Previous   Next

What does patriotism mean to you?

Asked at The Merc, 901 Iowa on July 4, 2009

Browse the archives

Photo of Doug Hardman

“Being loyal to your country.”

Photo of Michael Wilson

“Love for my country.”

Photo of Tonya Scheurich

“You maintain a belief system in your community and your country, and you stand up for what those things are that you believe.”

Photo of Mary Beth Woodson

“Having the right to voice your opinions, even when they don’t necessarily agree the government.”


canyon_wren 8 years, 9 months ago

This is so similar to the other question that I'm not sure which to answer. Looks like there are more posts on the first question, so far.

Since the 4th of July is one of my very favorite holidays, I would definitely consider myself a patriot. My flag was hanging out by 7 o'clock, and I have Sousa marches playing while I am fixing the fried chicken, potato salad and baked beans, etc. to take up onto our mountains later this morning for a family picnic. When we come down off the mountains, we will make homemade ice cream with a full quart of heavy whipping cream in it, then go to the grade school grounds later to watch the fireworks display on the cliffs east of town, then come home and shoot off some of our own.

As the article says, how you feel about the 4th (and probably about patriotism, in general) depends a lot on your family traditions, etc., and when I was growing up, it was always a very important holiday--and still is.
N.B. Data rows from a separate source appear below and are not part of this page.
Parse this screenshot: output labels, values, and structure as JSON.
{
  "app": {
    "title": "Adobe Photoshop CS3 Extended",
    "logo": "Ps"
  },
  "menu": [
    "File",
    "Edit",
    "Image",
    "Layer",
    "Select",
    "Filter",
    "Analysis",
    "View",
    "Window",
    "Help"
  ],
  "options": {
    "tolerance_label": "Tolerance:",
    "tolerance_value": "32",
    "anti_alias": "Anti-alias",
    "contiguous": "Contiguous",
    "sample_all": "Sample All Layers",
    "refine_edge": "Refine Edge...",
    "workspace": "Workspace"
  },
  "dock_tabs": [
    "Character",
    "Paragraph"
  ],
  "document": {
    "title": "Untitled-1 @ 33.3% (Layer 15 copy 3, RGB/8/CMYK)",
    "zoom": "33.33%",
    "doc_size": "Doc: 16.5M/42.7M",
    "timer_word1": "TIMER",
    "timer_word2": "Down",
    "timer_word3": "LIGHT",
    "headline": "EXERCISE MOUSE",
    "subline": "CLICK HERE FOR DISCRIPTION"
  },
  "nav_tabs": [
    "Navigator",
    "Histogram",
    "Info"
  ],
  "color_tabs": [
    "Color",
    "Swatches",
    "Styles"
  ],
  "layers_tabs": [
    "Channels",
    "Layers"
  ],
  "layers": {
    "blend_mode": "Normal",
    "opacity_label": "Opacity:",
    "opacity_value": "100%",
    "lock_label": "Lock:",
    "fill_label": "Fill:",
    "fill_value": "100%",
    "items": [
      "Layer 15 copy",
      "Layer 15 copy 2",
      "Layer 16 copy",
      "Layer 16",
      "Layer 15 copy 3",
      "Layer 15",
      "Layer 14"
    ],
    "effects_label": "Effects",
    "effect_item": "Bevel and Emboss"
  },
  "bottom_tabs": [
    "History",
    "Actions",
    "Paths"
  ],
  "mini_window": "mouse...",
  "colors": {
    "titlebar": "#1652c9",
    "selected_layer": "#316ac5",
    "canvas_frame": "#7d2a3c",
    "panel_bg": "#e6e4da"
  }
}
To me, patriotism is feeling a strong loyalty to my country and its people. In spite of its frailties (which are consistently emphasized in some of the posts on OTS), I think it still is the greatest country in the world. There are many other great, FREE countries and it is wonderful that their citizens feel the same sort of loyalty to their countries as I do to mine. I believe strongly in the individuality of countries--I would hate to see a "world government" that blurs the distinctiveness of specific countries--and doubt that could ever be truly accomplished. In our diversity is strength and that goes for countries, not just people. "Nationalism" is definitely NOT a dirty word, in my book!

Commenting has been disabled for this item.